With more than 35,000 licensed & state-sanctioned cannabis businesses, the US cannabis industry is generating billions of dollars in revenue every month, with an estimated 70% which remains in cash.
In 2022, the industry is on track to generate $30 Billion in sales with millions of Americans participating as purchasers in the regulated medical or adult use cannabis market across 37 states.
If, as projected, only 30% of the US cannabis industry is banked, which based on sales just this year, means that 100s of Millions of dollars in cash likely remains unbanked, creating a significant public safety risk for employees, patients, consumers, and police officers.
Law Enforcement Benefits When Licensed Businesses Can Bank Business Revenue
FACTS: What the Cannabis Banking Bill Does
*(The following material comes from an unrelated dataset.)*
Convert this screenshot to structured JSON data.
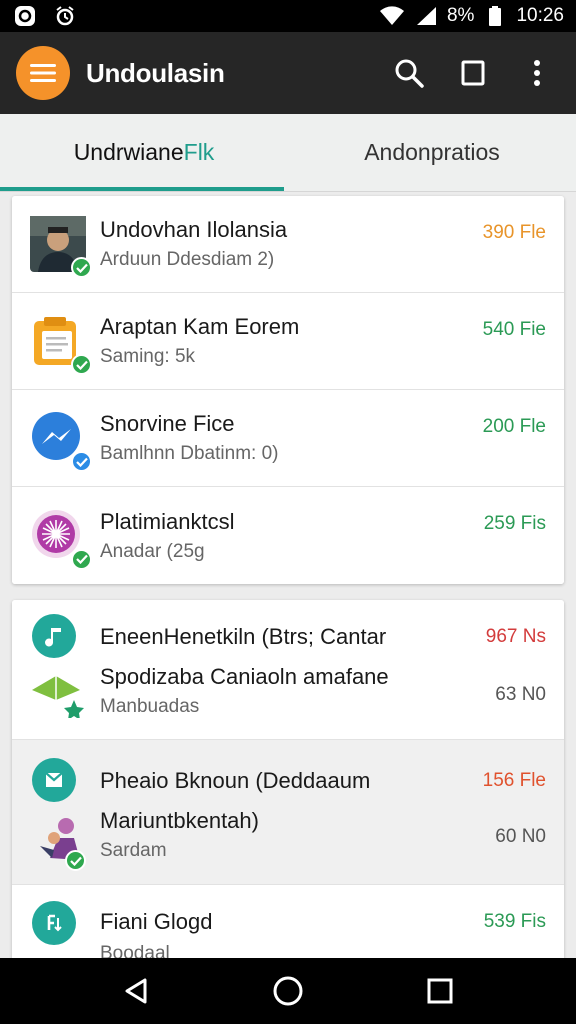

- The Secure and Fair Enforcement (SAFE) Banking Act is a public safety bill that would allow banks to take deposits from lawfully licensed, state sanctioned cannabis companies. It does not change the federal status of cannabis, nor impose any obligation upon any state that has not otherwise decided to have a cannabis program within their jurisdiction.
- SAFE Banking makes it harder for illegal drug cartels to bank their illicit proceeds by ensuring that only licensed operators have access to legal banks.
- SAFE Banking gets cash off the streets and into US banks and credit unions.
MYTHS: What the Cannabis Banking Bill Does Not Do
- SAFE Banking does not change the legal status of cannabis in any state or municipality, or on the federal level.
- SAFE Banking does not force any state, county, or city to allow cannabis in its jurisdiction if it otherwise decides.
- SAFE Banking does not create a pathway for illegal drug cartels to bank their illicit proceeds because of the rigorous KNOW YOUR CUSTOMER & ANTI-MONEY LAUNDERING (KYC/AML) requirements included in the bill.
- When businesses are FORCED to operate only in cash only, monitoring for tax fraud and suspicious activity is significantly more difficult.
- When businesses are FORCED to operate only in cash, they are vulnerable to theft, robbery, and the violence that accompanies those crimes.
- When businesses are FORCED to operate only in cash, hundreds of thousands of employees have to transport their pay and business revenues in cash, making them targets for criminals.
- SAFE Banking helps law enforcement by creating digital, traceable business records and allowing limited resources to target illegitimate cartel activity.
Law Enforcement Case for SAFE Banking
Reduce Cash Motivated Crimes
The principal goal of the SAFE Banking Act is to increase public safety by reducing the amount of cash on hand at state-legal cannabis businesses. A recent analysis of robberies at Washington State cannabis businesses indicated that cash dominates as the target for cannabis store robberies and while cannabis products also play a role, it is almost always in combination with cash.
In recent years, society has seen a shift away from an economy based primarily in cash, but when it comes to cannabis businesses, they do not have equal access to traditional banking services. Forcing businesses to operate in cash increases the potential for crimes of opportunity, as unfortunately has been seen too often in the state-legal cannabis industry.
Dilute Transnational Criminal Organizations
State-legal, regulated cannabis in the United States has led U.S. Customs and Border Protection to focus on other more serious threats, and access to banking helps sort out lawful compliant operators from illicit cartels. According to the Congressional Research Service, “since the first states began legalizing marijuana for recreational use in 2012, there has been a decline in seizures of the drug by U.S. Customs and Border Protection (CBP). CBP seized 582,413 pounds of marijuana nationwide at and between ports of entry in FY2020, which is down more than 80% from 2,822,478 pounds in FY2012.”
Increase Anti-Money Laundering Compliance
The SAFE Banking Act directs the Financial Crimes Enforcement Network (FinCEN) to update its 2014 guidance on filing Suspicious Activity Reports (SARs) for cannabis activity. While 2014 FinCEN guidance does not explicitly address legacy funds, it provides detailed direction as to the filing of SARs that apply to deposit of legacy funds whenever made.
The SAFE Banking Act directs FinCEN, in coordination with federal banking agencies, to update and enhance its guidance to provide the necessary clarity for financial institutions to safely provide financial services to legitimate cannabis businesses. This guidance will continue to address the SARs filing requirements, but it also should address customer due diligence and enhanced due diligence, such as direction for banks to ensure that such businesses comply with all applicable federal and state tax laws and licensing laws.
Reduce Tax Fraud
In a letter to Congressional Leadership, the National Association of Attorneys General noted that “Compliance with tax laws and requirements would be simpler and easier to enforce with the regulated tracking of funds in the banking system, resulting in higher tax revenues.”